A central theme in my work has been modern craft: the application of skilled making to the world around us.
Despite the fact that it is frequently positioned as inferior to fine art and industrial production, craft is in fact a vital presence in both spheres. I’ve pursued this idea recently in the book Art in the Making, co-authored with Julia Bryan-Wilson, published in 2016 by Thames and Hudson, and in this essay for the V&A.
In my two-plus years as director of the Museum of Arts and Design, I attempted to reclaim the institution’s founding mission to champion craft. This initiative was expressed in exhibitions such as NYC Makers, Pathmakers: Women in Art Craft and Design, Midcentury and Today, and monographic shows about furniture artist Wendell Castle, mannequin impresario Ralph Pucci, Dutch designers Studio Job, and the groundbreaking ceramic artist Peter Voulkos.
I’ve also investigated the cultural history of skill in three books, Thinking Through Craft (2007), The Craft Reader (2010), and Invention of Craft (2013). By considering the idea of craft from multiple perspectives - art and design practice, engineering, politics, and assertions of identity - I have argued for the crucial importance of artisanal values to modern life.
My essays on craft have also appeared in other contexts, such as a discussion of handmade copies in the edited volume The Studio Reader and a not-quite-final goodbye to craft in Nation Building, as well as regular contributions to the leading British publication Crafts Magazine.

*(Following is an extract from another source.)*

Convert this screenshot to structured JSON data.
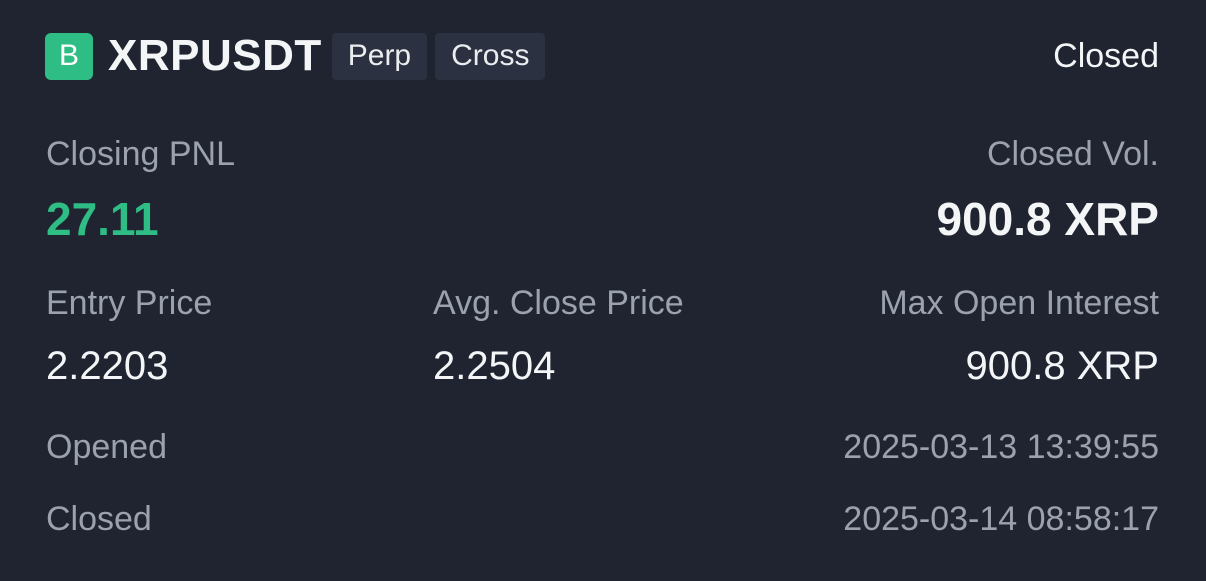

Finally, along with the other co-editors of the triannual Journal of Modern Craft, published by Taylor & Francis, I have built a platform for scholarly discourse on the subject. The journal’s affiliated website offers some freely downloadable articles, blog posts, and related content.